Because we understand climate impacts best at the long-term and global scales, Lobell said, global responses that address long-term trends are the most likely to serve our future needs. He cautioned against approaches that prepare farmers for short-term variability, such as sudden floods or droughts, but fail to acknowledging the effects of steadily rising average temperatures. He also stressed the value of globally coordinated efforts, particularly those aimed at developing better heat and drought-tolerant crop varieties, to supplement local infrastructure projects.

 “We’re in a world where local resilience depends on global systems,” Lobell noted. He said that the interconnectedness of modern global food markets makes global trends, and global responses, increasingly relevant for local food security.
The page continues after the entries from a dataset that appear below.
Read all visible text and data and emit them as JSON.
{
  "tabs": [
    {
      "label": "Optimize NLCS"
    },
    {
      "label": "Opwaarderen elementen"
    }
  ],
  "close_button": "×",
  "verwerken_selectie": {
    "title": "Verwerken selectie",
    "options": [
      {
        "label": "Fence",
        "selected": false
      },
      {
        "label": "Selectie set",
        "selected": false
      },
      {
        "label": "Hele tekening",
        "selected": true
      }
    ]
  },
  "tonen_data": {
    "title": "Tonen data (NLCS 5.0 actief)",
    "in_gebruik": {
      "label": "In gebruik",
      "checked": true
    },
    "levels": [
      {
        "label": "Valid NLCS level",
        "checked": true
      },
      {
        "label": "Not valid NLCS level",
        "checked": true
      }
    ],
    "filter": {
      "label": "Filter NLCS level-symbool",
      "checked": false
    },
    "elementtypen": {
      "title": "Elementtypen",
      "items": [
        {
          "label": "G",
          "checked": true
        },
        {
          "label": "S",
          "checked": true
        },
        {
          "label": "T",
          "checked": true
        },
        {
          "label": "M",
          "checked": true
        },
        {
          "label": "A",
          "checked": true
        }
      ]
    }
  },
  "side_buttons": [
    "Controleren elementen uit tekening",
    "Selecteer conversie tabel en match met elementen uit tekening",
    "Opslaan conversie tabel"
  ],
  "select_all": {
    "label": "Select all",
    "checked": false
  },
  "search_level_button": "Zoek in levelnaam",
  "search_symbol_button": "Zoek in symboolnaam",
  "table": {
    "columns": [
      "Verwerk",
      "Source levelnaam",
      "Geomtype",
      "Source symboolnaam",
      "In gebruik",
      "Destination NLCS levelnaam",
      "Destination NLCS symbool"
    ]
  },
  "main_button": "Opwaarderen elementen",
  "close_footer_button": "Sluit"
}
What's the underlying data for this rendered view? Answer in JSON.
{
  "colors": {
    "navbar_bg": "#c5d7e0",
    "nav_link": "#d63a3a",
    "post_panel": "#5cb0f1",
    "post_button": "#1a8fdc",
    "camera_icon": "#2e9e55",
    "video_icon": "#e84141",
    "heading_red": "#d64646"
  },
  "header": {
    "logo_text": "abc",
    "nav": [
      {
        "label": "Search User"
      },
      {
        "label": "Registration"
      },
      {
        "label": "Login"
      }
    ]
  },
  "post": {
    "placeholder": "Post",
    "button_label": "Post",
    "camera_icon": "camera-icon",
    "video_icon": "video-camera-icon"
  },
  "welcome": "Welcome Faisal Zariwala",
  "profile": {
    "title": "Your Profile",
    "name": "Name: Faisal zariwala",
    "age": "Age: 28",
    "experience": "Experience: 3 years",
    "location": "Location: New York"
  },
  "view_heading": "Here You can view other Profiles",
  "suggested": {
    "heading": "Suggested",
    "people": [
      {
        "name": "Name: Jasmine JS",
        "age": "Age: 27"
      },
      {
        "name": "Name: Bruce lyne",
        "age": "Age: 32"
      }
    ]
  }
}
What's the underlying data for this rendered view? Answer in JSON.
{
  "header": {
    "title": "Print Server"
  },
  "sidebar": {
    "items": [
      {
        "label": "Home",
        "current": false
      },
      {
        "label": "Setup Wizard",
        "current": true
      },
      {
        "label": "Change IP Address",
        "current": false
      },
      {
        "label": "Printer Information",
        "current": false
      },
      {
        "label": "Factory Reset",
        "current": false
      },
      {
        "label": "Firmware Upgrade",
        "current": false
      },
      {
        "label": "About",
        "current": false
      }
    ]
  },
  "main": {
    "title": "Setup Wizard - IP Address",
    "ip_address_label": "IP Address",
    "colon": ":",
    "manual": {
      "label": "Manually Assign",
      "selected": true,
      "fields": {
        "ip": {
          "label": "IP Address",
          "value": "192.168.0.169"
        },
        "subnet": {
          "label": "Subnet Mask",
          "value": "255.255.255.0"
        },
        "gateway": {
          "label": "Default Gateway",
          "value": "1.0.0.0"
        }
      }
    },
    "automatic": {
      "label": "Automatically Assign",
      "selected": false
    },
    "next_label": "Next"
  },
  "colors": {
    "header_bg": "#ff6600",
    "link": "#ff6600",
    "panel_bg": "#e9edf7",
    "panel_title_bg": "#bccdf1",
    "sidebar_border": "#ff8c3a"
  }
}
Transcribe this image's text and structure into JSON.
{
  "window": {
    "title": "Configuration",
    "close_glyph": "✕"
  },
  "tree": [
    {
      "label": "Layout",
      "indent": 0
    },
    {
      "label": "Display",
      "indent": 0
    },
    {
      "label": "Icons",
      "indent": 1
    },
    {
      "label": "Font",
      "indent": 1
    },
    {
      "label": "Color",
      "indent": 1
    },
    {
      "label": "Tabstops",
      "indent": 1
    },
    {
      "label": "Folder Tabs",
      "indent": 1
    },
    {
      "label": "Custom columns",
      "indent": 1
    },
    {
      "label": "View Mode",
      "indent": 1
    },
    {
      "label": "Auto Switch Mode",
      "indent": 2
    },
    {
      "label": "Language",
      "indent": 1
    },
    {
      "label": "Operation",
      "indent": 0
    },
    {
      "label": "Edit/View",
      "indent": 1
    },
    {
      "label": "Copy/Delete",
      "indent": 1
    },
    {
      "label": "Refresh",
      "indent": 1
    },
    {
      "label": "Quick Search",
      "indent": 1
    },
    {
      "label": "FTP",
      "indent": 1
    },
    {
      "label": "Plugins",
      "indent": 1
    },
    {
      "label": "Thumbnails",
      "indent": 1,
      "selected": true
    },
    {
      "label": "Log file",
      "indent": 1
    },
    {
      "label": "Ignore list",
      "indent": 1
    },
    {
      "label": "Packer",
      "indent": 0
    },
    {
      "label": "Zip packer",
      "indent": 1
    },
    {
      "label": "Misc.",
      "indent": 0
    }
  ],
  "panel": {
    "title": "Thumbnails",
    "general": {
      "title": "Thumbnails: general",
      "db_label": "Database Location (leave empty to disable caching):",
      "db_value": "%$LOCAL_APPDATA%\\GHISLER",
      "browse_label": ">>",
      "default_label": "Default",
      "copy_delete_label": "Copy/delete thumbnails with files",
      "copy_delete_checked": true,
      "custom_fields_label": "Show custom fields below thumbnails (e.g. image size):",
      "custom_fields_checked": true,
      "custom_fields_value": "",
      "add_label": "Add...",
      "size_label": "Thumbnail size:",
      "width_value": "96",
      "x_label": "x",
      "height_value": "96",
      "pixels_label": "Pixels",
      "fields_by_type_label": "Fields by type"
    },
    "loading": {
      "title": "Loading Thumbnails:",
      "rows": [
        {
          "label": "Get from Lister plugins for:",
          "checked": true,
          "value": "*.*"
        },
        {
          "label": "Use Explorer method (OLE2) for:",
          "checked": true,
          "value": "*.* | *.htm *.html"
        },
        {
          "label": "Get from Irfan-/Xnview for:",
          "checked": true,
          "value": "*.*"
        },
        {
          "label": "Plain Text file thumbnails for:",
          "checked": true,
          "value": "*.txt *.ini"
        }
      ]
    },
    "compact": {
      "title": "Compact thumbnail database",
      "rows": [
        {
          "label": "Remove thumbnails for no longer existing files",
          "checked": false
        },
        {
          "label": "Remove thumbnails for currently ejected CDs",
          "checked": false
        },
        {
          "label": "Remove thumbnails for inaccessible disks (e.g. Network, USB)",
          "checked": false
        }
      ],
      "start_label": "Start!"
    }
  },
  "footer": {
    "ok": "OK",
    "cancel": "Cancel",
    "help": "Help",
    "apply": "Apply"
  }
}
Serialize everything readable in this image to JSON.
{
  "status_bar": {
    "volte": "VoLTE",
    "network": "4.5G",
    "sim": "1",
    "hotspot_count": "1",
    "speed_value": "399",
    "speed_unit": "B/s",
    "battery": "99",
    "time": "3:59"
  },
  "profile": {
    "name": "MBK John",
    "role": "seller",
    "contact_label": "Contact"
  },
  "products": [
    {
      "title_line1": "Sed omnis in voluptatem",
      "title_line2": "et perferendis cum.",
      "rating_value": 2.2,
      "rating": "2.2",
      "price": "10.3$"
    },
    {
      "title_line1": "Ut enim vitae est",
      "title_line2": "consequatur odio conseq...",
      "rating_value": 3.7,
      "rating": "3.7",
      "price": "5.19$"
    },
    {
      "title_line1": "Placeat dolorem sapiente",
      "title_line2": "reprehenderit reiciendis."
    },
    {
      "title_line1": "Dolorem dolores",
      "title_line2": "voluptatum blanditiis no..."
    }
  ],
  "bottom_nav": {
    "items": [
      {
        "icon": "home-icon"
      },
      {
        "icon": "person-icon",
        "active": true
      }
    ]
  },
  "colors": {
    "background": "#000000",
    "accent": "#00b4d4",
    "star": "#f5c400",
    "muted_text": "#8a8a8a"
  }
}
At both local and global levels, an effective response to climate change will require robust social institutions. Dr. Fatima Denton, Program Leader for Climate Change Adaptation in Africa for the Consultative Group on International Agricultural research, stressed this point in her comments on Lobell’s presentation. “Climate change has really unmasked our governance challenges and the weaknesses in our institutions,” Denton said. “This is not just about biophysical processes…it’s about the development pathways that we choose.”

Lobell agreed. Climate change, he said, presents “an important opportunity for transformation.” He encouraged present and future leaders to think critically about all aspects of the relevant science and policy. “Be skeptical of what you hear,” he advised, “and educate yourself about what we do and don’t know.”

This was the sixth talk in FSE's Global Food Policy and Food Security Symposium Series.